Foster a Friend
The Triangle Greyhound Society helps
retired greyhounds find new homes.
By Chanah L. Wizenberg
Greyhound racing has been a popular sport in Florida for decades. But last year, voters there approved a ban on the controversial sport, electing to eliminate greyhound racing by 2020. As a result, thousands of greyhounds will be out of jobs and in need of homes. Stepping in to help is the local nonprofit Triangle Greyhound Society (TGS).
Founded in 1995, the organization’s mission has been to educate the public about the care of retired racing greyhounds. Today, it remains committed to bettering the lives of these special dogs by supporting families who are new to the world of greyhounds, helping to finance other greyhound adoption programs, and hosting community events such as their popular “Meet n Greet” events.
“TGS has found that meet and greets are the best way to get the word out about the need for foster and permanent homes,” says Charlotte Eby-Peinert, president and foster coordinator for the Triangle Greyhound Society.
The events, held at locations in the Triangle area such as Bass Pro Shop, Panera, and the Animall in Cary Town Center, enable visitors to interact with the retired racers, mingling among a sea of greyhounds who are tethered to their owners and foster parents. Fostered dogs are available for adoption, and—if they are lucky—the Meet n Greet participants may experience the famous greyhound “lean,” a full body press that is just one of the ways that greyhounds express affection.
Owners and volunteers enjoy sharing their knowledge of greyhounds with the public, explaining, for example, that greyhounds are the oldest purebred dog, dating back to ancient Egypt. (Guinness World Records names the oldest purebred dog as the Saluki, a clear ancestor of greyhounds dating to 7,000 BC.)
Greyhounds have unique characteristics: They don’t sit, preferring instead to stand or lie down. Greyhounds also enjoy sleeping on their backs with their paws sticking in the air, a position known as “the cockroach.”
The first step to re-homing retired greyhounds is finding good foster homes. Potential foster parents must understand that these animals, which are bred to race, were raised on farms. They were kept with their mothers for the first three months and moved with their litter to be course trained for 12 to 18 months.
At that point, the animals were ready for the track, and resided in kennels until it was time to retire.
As a result, many retired greyhounds have never before set foot in a house.

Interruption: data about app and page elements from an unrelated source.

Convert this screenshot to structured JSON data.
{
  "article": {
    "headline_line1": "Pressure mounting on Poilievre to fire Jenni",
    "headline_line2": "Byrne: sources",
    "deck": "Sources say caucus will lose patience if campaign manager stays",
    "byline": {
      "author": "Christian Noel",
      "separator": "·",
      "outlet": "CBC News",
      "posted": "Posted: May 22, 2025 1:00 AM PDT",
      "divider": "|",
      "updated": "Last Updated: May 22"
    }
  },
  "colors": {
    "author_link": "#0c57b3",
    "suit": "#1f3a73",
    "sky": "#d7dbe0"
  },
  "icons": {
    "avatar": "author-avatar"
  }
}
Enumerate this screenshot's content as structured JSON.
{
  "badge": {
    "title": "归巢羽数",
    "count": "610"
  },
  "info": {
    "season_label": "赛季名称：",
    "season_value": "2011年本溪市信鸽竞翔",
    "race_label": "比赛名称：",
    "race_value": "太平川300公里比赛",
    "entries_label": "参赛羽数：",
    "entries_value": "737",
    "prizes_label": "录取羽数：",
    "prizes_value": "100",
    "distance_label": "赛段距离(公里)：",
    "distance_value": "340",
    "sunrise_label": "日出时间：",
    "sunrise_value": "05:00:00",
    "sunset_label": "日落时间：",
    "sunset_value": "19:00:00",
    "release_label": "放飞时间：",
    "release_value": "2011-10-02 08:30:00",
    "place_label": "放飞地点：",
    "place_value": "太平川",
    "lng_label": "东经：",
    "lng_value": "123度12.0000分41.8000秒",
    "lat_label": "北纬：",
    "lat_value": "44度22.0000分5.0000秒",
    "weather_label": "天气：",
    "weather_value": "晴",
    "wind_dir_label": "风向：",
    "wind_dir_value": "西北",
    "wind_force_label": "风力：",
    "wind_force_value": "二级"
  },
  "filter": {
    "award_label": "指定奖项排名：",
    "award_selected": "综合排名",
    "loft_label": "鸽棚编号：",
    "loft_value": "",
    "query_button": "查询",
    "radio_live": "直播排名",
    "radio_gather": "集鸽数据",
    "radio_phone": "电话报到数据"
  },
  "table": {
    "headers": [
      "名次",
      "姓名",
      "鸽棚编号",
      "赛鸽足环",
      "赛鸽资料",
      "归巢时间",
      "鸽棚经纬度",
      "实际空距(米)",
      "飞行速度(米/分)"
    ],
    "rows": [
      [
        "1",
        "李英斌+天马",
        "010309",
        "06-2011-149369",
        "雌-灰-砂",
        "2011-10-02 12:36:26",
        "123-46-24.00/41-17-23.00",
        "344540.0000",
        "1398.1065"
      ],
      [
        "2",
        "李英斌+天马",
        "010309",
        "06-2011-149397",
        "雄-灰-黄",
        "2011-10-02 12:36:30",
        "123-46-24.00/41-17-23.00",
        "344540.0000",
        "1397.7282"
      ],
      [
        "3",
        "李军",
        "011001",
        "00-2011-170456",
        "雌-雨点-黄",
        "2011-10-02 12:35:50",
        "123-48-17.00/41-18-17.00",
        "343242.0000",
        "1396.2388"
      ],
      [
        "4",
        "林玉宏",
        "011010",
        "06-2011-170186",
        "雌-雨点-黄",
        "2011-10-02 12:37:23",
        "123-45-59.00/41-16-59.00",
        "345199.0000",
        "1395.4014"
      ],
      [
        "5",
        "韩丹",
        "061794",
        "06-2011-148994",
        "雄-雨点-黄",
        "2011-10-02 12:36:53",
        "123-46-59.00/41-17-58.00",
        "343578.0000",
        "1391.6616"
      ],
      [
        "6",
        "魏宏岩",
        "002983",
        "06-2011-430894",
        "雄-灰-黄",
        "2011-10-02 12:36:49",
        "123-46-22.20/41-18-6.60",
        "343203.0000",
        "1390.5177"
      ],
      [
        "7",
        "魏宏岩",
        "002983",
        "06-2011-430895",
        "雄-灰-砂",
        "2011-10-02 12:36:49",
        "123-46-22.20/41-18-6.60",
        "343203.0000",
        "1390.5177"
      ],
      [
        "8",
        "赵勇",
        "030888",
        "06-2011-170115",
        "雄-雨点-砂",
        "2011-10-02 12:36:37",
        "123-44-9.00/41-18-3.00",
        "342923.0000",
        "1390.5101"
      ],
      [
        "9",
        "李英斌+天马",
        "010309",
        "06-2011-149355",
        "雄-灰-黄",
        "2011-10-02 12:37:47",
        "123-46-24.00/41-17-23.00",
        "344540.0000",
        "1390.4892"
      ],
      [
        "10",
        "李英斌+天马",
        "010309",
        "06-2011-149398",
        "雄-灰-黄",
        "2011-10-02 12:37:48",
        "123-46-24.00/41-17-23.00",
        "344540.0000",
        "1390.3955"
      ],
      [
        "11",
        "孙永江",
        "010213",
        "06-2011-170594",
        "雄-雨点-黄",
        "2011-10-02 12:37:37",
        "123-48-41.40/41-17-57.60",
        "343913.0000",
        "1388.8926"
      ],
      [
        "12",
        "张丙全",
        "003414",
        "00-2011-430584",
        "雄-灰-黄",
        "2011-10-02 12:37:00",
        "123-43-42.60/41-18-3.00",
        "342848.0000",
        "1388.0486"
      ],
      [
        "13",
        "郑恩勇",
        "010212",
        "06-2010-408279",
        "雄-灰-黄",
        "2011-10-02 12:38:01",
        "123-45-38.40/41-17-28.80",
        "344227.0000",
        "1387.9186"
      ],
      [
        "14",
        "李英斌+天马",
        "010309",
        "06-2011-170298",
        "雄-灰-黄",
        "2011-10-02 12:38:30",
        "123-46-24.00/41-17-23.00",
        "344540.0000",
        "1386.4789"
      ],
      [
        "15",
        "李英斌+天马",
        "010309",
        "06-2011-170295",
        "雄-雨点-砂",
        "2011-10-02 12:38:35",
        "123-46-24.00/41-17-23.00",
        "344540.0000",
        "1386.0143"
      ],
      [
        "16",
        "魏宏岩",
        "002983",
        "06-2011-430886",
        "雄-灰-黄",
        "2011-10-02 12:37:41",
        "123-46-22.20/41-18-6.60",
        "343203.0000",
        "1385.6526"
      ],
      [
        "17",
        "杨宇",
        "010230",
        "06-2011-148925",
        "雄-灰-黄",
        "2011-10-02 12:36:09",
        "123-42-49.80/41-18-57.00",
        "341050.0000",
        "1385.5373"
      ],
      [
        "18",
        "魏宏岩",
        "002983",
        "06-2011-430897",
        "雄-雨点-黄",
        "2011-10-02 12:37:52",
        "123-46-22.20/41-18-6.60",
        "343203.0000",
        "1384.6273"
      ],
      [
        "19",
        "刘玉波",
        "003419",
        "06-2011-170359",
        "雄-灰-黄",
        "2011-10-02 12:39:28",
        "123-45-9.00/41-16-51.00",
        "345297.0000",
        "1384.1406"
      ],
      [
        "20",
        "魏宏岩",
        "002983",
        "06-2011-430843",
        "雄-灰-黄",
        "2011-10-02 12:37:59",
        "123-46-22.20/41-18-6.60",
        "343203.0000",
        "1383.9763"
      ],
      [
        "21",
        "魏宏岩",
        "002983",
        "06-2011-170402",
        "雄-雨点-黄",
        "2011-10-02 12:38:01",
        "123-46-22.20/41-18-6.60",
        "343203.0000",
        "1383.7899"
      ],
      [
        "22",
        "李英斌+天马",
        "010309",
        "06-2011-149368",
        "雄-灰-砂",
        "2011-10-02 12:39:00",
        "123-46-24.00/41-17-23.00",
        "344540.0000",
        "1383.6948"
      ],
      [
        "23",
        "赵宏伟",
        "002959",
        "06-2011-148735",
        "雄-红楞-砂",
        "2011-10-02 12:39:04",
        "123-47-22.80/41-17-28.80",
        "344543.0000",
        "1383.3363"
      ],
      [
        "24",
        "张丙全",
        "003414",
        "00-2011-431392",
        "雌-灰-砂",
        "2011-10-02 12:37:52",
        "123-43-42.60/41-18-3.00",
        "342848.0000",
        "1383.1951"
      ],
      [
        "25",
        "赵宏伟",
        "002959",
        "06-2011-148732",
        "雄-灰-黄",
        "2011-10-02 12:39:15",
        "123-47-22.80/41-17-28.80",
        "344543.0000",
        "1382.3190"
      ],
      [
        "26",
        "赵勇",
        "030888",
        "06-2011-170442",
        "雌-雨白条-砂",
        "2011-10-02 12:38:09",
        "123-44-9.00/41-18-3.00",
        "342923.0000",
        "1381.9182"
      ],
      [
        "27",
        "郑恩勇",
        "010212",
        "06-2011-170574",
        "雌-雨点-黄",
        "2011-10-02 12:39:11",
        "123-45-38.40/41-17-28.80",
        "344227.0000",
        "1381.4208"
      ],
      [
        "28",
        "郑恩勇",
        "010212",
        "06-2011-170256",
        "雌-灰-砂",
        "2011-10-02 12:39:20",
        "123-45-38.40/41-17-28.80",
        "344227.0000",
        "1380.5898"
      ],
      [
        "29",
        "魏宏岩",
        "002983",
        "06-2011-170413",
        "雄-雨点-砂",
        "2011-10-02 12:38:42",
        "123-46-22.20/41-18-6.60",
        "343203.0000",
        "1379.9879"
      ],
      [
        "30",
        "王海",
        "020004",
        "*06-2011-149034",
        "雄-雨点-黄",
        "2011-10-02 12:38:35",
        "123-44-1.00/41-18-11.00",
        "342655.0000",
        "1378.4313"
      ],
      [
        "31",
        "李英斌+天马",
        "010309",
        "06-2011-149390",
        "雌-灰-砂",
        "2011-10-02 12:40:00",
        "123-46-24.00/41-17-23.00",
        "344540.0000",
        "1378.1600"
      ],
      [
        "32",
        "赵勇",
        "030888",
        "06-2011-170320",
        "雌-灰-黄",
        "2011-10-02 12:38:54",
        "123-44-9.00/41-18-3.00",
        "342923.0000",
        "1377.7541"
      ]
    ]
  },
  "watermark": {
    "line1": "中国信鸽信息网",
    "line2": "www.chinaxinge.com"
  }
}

They have no experience with stairs or slippery floors, and appliances are a mystery to them. It’s the job of foster parents to acclimate their four-legged charges to living in a home around people. There can be challenges for owners as well, such as the fact that greyhounds typically require two 30-minute walks per day. This may be problematic for time-limited individuals.
“Greyhounds are sprinters—they can get up to 45 miles per hour
in three strides. That’s why they must be leashed,” Eby-Peinert explains. Today, they are fondly known as “40 mile-per-hour couch potatoes” because, despite their speed and agility, they actually prefer a sedentary life of lounging around.
They are also known for their sweet, calm temperaments and affectionate nature. Greyhounds make great pets and like to be part of the family as they are quite social, especially around other greyhounds.
Want to know how you can help? Visit TriangleGreyhound.org and consider fostering or adopting a new friend.